## DATA RECORDS
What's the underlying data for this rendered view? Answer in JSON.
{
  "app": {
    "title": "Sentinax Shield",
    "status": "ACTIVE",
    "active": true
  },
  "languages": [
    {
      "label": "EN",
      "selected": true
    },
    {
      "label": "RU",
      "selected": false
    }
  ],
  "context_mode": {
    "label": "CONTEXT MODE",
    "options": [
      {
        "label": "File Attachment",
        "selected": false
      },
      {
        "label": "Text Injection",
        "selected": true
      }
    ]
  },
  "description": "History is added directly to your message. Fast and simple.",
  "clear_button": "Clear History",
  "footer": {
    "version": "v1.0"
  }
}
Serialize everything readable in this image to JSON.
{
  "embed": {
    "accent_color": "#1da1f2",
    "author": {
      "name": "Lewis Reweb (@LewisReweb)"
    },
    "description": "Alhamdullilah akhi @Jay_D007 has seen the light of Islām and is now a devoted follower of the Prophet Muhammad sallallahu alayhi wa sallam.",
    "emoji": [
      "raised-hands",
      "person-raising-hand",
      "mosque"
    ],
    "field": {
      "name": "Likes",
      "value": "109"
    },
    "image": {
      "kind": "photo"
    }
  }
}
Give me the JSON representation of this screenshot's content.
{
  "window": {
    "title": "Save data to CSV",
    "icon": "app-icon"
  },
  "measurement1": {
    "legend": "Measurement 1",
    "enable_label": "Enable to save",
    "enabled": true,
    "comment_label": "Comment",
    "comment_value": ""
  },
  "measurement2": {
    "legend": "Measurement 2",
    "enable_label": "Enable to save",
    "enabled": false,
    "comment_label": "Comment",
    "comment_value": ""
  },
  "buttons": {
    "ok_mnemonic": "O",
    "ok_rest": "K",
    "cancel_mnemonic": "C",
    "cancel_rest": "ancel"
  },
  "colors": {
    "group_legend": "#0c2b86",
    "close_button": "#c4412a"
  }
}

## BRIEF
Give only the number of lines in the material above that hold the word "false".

## TASK RESPONSE
3